In the data below, find each line containing the string "JSON" and return it.

(Element data from apps and pages)

━━━━━━━━━━━━━━━━━━━━━━━━━━━━━━

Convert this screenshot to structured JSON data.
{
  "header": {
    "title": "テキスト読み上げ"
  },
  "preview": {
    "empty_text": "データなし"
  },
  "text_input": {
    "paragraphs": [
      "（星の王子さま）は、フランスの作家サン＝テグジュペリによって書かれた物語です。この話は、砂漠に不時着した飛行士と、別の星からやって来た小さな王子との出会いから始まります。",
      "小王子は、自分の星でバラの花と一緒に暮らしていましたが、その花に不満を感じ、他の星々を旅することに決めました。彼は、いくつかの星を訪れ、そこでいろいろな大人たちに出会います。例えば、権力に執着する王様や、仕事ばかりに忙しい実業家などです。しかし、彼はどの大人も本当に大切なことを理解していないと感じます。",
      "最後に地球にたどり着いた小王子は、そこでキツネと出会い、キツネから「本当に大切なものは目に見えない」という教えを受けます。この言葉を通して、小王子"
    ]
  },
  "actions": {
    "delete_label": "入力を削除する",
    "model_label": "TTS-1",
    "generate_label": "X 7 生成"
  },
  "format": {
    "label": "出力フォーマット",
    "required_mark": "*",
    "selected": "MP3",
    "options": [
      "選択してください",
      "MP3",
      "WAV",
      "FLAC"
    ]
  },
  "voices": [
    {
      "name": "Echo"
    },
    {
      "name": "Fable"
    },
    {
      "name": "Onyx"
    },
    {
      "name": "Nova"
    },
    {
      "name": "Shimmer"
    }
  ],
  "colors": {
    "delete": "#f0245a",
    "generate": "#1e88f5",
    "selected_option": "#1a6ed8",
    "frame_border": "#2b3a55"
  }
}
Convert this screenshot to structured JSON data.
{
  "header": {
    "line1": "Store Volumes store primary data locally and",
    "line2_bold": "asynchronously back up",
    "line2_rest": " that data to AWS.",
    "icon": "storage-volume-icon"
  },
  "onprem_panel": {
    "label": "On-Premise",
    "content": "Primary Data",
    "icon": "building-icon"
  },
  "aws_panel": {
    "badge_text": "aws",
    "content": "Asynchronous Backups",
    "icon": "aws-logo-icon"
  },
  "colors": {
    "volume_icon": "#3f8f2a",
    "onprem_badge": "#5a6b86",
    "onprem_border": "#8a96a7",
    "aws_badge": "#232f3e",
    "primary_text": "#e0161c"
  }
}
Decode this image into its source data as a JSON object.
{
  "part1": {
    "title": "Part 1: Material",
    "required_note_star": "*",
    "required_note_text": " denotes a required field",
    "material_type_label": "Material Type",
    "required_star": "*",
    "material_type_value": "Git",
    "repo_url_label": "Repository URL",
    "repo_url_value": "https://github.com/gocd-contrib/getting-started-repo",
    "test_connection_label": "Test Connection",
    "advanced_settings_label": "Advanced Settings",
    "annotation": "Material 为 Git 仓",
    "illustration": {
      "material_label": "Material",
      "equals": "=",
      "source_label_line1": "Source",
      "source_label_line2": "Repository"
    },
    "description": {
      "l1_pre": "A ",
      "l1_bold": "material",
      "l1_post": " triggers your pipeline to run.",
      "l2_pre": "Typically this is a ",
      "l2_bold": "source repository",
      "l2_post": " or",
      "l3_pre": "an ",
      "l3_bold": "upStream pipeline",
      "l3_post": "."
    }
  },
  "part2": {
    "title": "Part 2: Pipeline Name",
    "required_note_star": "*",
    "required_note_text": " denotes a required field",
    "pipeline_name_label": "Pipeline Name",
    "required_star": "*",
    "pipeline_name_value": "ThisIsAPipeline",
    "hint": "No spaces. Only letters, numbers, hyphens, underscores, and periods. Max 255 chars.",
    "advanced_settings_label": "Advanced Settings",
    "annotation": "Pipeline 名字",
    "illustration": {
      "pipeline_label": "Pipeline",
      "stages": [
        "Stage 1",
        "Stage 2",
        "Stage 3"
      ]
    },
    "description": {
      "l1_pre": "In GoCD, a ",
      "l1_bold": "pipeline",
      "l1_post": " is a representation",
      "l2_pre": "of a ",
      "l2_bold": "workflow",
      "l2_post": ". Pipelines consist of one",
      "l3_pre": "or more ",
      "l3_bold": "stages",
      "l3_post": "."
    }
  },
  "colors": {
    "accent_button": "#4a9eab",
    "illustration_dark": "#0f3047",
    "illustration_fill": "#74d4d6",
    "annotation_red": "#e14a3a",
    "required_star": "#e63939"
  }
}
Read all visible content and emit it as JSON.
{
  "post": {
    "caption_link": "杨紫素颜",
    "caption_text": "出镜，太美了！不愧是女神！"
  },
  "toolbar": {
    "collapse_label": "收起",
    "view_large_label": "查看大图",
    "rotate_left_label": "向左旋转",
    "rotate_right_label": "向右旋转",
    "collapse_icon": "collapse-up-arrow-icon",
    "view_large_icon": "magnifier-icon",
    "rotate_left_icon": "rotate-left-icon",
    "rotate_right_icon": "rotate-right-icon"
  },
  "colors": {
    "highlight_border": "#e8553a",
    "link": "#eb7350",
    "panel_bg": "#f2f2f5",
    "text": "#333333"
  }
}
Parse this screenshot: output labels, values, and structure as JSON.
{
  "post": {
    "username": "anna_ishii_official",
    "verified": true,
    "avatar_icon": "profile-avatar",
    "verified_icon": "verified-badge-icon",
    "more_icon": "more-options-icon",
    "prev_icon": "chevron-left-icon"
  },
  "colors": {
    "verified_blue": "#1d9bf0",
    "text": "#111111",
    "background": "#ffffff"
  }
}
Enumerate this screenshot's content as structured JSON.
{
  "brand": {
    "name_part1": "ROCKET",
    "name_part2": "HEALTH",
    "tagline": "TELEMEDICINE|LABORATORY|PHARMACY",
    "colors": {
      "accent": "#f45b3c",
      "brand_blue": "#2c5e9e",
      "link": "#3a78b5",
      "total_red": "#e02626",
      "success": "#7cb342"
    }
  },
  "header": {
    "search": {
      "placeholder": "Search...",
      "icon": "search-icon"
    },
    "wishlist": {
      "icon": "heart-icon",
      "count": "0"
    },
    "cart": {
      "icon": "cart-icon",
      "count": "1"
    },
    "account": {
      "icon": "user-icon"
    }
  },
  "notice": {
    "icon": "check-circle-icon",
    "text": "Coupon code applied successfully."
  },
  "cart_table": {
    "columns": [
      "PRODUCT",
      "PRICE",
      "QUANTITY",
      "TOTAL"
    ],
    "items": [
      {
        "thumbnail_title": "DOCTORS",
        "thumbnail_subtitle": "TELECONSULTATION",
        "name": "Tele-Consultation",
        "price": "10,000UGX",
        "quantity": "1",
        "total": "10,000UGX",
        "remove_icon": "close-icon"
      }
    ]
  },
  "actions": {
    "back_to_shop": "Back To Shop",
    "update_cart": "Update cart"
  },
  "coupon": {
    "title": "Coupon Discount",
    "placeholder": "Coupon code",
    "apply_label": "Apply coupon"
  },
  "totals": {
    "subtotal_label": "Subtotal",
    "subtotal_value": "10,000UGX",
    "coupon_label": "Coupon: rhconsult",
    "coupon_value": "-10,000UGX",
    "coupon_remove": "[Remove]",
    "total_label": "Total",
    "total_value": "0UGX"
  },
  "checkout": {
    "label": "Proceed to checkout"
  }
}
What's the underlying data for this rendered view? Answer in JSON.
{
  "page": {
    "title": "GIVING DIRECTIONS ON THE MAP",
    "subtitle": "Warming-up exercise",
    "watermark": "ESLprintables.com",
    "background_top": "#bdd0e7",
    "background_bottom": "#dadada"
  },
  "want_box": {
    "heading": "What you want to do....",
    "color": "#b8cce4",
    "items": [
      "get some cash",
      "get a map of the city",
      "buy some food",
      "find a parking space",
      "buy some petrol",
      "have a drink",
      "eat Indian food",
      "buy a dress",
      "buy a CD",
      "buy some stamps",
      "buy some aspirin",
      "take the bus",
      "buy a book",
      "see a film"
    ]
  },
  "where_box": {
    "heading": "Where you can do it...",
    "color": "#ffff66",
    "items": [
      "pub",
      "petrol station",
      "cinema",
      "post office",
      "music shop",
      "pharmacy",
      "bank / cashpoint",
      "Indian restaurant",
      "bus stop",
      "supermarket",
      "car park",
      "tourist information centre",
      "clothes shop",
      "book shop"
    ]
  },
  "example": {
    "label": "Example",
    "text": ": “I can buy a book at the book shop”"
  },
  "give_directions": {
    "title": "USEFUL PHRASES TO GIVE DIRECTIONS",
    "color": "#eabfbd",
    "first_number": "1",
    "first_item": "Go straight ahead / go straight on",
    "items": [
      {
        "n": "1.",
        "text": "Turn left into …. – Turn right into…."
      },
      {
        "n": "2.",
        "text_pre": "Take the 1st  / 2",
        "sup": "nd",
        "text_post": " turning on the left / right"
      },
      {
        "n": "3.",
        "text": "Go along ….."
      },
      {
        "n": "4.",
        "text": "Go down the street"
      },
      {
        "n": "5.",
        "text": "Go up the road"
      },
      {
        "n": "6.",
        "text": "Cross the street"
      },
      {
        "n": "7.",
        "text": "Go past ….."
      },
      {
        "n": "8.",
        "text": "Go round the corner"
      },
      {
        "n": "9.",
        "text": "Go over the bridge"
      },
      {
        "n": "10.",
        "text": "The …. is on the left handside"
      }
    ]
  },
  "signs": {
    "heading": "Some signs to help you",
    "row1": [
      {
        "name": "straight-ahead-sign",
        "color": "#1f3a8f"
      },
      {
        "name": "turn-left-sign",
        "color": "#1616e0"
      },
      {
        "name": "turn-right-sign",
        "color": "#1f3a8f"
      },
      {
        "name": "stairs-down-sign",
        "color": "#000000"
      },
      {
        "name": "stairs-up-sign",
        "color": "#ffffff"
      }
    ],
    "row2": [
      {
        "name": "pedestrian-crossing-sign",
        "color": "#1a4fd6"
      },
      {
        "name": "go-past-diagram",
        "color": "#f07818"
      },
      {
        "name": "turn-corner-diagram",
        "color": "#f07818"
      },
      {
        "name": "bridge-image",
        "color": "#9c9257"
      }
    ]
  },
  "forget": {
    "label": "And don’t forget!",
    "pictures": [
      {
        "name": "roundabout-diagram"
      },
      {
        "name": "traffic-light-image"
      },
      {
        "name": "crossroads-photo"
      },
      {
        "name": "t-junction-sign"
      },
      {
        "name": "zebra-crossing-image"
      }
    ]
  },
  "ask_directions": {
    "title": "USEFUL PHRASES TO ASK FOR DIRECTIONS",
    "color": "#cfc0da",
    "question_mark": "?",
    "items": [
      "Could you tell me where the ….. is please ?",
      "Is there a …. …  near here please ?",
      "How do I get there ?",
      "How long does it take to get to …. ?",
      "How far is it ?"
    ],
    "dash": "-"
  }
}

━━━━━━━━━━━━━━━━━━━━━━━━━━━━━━

SOLVED PROBLEM:
Convert this screenshot to structured JSON data.
Convert this screenshot to structured JSON data.
Decode this image into its source data as a JSON object.
Read all visible content and emit it as JSON.
Parse this screenshot: output labels, values, and structure as JSON.
Enumerate this screenshot's content as structured JSON.
What's the underlying data for this rendered view? Answer in JSON.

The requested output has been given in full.